Zonisamide Ethosuximide is now available as rectal gel so that can be applied by family members for prolonged seizures. Drug combination sometimes lead to adverse effects like fatigue and loss of appetite so, combinations are often replaced by Monotherapy, unless monotherapy achieves desired results. When medication doesn’t achieve the required targets doctor can sometimes suggest for surgery 64% cases showed seizure free cases who undergone surgery.

  • Track 21-1Valproic acid
  • Track 21-2Carbamazepine
  • Track 21-3Lamotrigine
  • Track 21-4Levetiracetam

The global market for Antiepileptic drugs is driven by advancement in drugs modification. Over the past several periods, the number of available Antiepileptic drugs has more than doubled. Many of the presently available Antiepileptic drugs have basics pharmacokinetics and more small effects on liver metabolism that converts into a lower rate of side effects, The antiepileptic drug market is threatened by generic competition, which has risen dramatically in the face of patent expirations among various major branded Antiepileptic drugs. These are the major restraints for the Global antiepileptic drugs market.

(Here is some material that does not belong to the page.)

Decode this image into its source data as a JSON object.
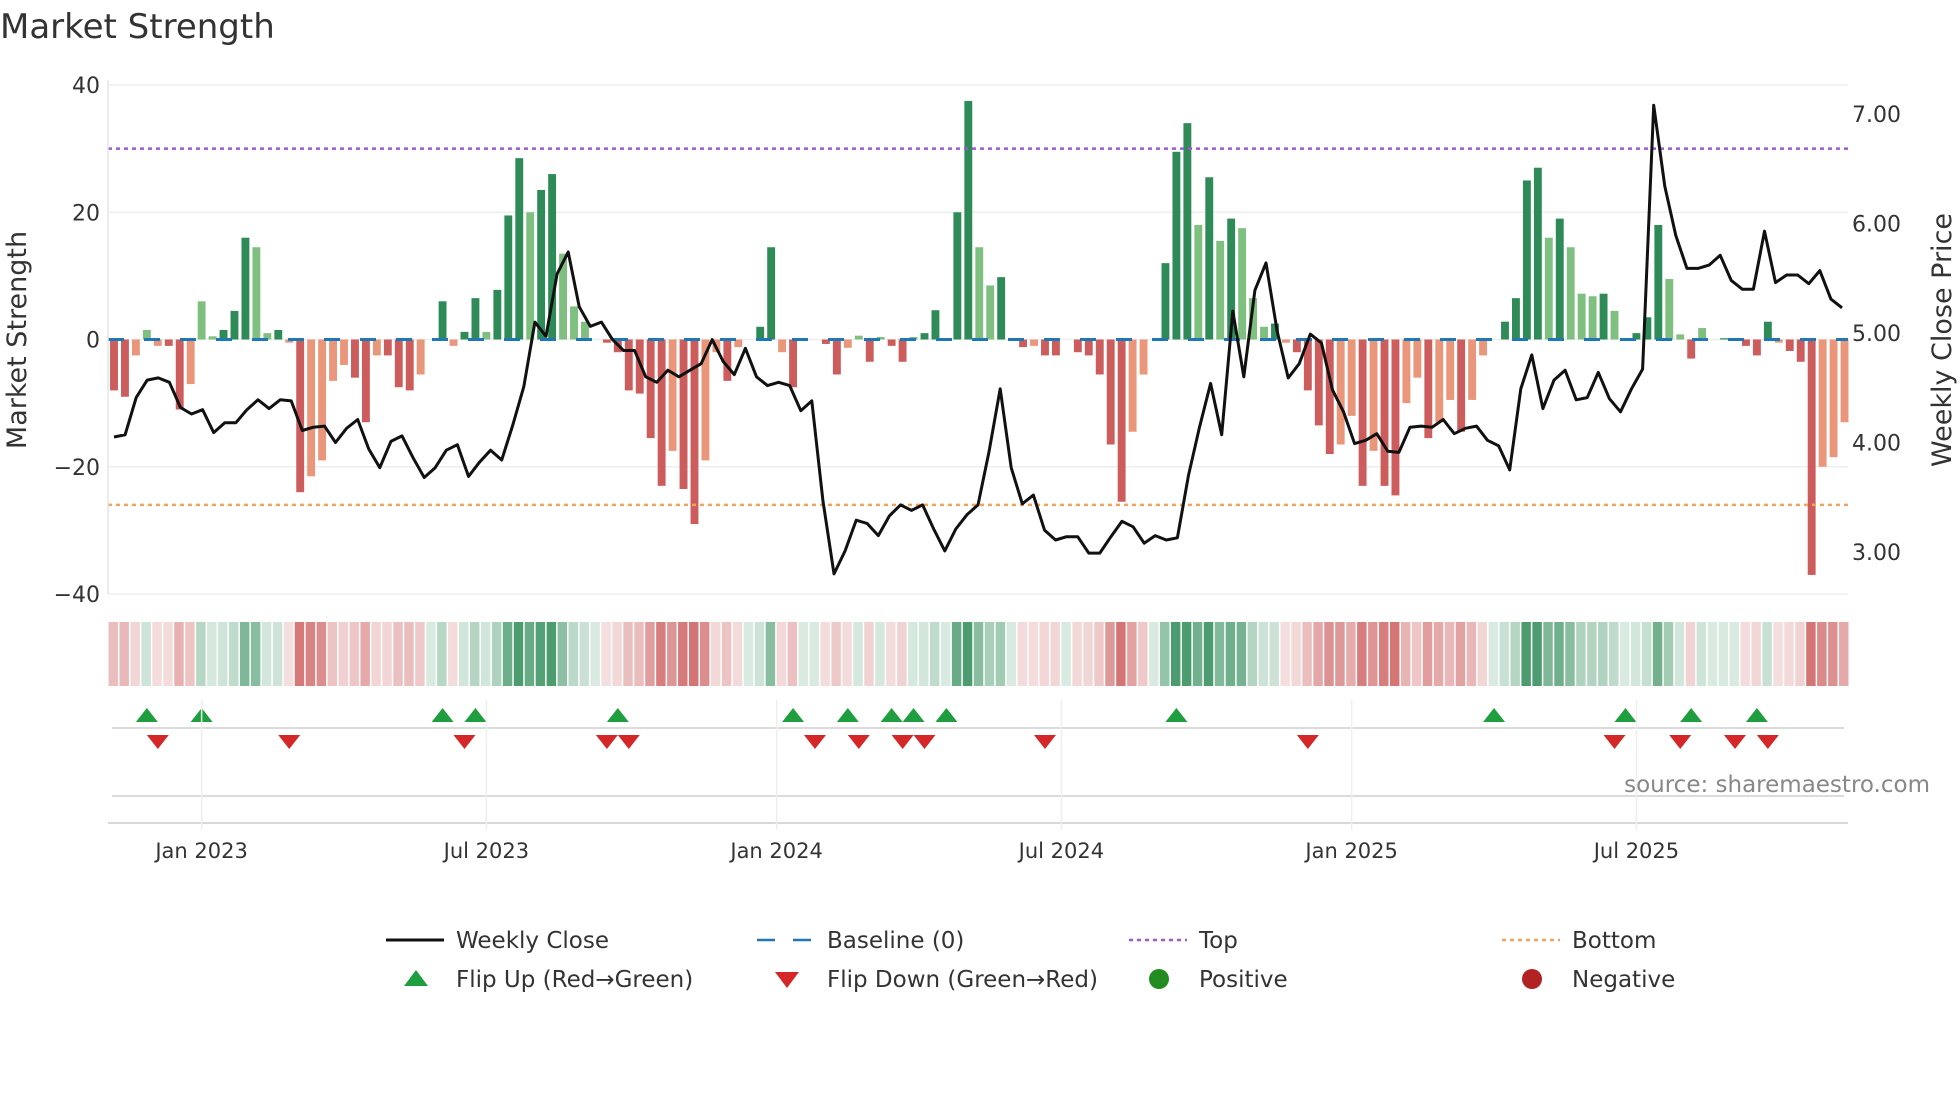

  • Track 22-1Carbamazepine
  • Track 22-2Phenobarbital
  • Track 22-3Phenytoin
  • Track 22-4Primidone
  • Track 22-5Topiramate

The epilepsies have many possible causes, but for up to half of people with epilepsy a cause is not known. In other cases, the epilepsies are clearly linked to genetic factors, developmental brain abnormalities, infection, traumatic brain injury, stroke, brain tumors, or other identifiable problems.

  • Track 23-1Epilepsy and Parkinson Disease
  • Track 23-2Epilepsy and Alzheimers Disease
  • Track 23-3Epilepsy and Dementia
  • Track 23-4Epilepsy and Stroke
  • Track 23-5Epilepsy and Autism
  • Track 23-6Epilepsy and Brain Tumor
  • Track 23-7Epilepsy and Schizophrenia

Epilepsy is not a mental illness. In fact, the vast majority of people living with epilepsy have no cognitive or psychological problem. For the most part, psychological issues in epilepsy are limited to people with severe and uncontrolled epilepsy.

  • Track 24-1Epilepsy and Intellectual Disability
  • Track 24-2Epilepsy and Depression
  • Track 24-3Epilepsy and Cognitive Disorders
  • Track 24-4Epilepsy and Anxiety
  • Track 24-5Epilepsy and Behavioural Issues

According to WHO, It is estimated that every year nearly 2.4 million people are diagnosed with Epilepsy and there are 4 to 5 in a group of 1000 people with active Epilepsy. Nearly 80% of the individuals with Epilepsy is found in developing regions, Epilepsy represents 0.6%, of the worldwide weight of sickness.